That problem is due to the logical inconsistency of your assumptions. You cannot take the tower of Pisa as a local inertial frame.

 >> According to the second definition, the speed of light may vary, but this is little meaningful because the construction of a coordinate system is arbitrary, and therefore, the resulting value for the quantity "speed" is arbitrary, too.
 > I agree that the construction of a coordinate system is arbitrary but that means that we first have to agree on which one.

And since our agreement would be arbitrary, the result of our agreement would be arbitrary, too.

 > The issue is than if the speed of light is constant in the selected coordinate system. For example: we could select the center of gravity of the solar system as a coordinate system.

No, we couldn't, since that is no coordinate system. It is a single point in space, or a worldline in spacetime, but no coordinate system.

If we were in SR, i.e. in a flat spacetime, we could define a coordinate system, more precisely: a frame of reference, from that wordline, by defining time coordinate lines that are parallel to the wordline and spatial coordinate lines that are straight and orthogonal to the time coordinate lines.

In a curved spacetime, however, we cannot do that. In a curved spacetime, there is no rule defined to uniquely construct a coordinate system from just a worldline. We can construct various coordinate systems that have in common that the wordline of the center of gravity of the solar system makes up the spatial origin, but all these coordinate systems are different, and no option to prefer one of them as opposed to any other.

 > In that coordinate system, during the experiment, the "Tower of Pisa" itself moves through space.

From the various coordinate systems that have in common that the wordline of the center of gravity of the solar system makes up the spatial origin, there are many in which the tower of Pisa is NOT moving through space.
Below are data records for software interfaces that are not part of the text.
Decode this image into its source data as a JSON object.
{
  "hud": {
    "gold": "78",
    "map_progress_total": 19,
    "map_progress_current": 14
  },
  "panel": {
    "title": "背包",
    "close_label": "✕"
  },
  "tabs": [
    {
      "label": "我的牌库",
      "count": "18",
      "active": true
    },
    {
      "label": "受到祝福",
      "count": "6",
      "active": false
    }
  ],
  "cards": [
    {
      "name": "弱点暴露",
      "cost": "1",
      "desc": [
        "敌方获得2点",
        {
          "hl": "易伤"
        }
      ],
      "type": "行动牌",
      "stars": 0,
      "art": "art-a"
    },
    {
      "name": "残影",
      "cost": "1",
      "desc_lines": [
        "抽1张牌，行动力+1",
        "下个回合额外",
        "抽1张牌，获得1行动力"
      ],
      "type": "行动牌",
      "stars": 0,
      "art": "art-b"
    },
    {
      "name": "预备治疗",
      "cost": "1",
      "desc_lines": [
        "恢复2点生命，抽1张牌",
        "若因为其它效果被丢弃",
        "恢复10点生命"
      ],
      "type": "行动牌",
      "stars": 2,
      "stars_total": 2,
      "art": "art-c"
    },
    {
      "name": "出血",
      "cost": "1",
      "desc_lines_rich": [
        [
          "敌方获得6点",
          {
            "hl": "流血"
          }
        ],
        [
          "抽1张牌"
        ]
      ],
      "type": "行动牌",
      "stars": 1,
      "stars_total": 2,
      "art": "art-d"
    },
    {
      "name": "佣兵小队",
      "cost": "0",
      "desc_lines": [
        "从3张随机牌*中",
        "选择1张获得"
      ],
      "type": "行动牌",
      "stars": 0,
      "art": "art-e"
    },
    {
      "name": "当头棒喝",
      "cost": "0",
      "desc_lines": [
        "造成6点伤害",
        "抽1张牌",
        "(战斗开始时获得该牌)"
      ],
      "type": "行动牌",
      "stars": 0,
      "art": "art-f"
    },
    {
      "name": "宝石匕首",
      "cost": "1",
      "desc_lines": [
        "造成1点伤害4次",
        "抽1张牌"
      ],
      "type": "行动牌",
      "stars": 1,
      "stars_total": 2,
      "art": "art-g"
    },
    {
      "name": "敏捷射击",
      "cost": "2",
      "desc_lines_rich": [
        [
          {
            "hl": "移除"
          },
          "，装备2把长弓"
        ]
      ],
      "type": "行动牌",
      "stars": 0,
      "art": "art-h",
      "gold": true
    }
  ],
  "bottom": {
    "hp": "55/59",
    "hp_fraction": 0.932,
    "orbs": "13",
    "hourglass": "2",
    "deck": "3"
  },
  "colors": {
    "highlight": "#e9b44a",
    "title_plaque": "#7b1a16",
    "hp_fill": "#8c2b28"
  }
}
Once again: in curved spacetime, there is no such thing like a frame of reference (except locally), and therefore no coordinate system with the properties of a frame of reference.

 > However that does not effect the outcome of the experiment nor the conclusions.

The arbitrariness of the choice of the coordinate system DOES effect the conclusions.

 >> > It is easy to write that the speed of light in an inertial frame is everywhere the same (without giving the details how the speed is measured) but what is the purpose of such a claim if you want to simulate a whole galaxy?
 >> None, presumably. But when asking the question "Is the speed of light everywhere the same?" you do not restrict yourself in any way to consider the simulation of a galaxy. If you want to restrict yourself to such a consideration, you should rather ask "When programming a simulation of a galaxy, do I have to consider the speed of light as being constant or as varying?". The correct answer then would be: as varying.
 > The question is much more: if the speed of light everywhere in the galaxy is the same?

If that is the question you are asking, you do NOT restrict yourself to consider the simulation of a galaxy.

 > When the answer is: No, than I have to take that into account (in prinsiple) when I want to calculate the initial positions of the objects involved, based on observations.

You're wrong: you have to take that into account when *in the coordinate system you're using for your simulation* the speed of light turns out not to be constant.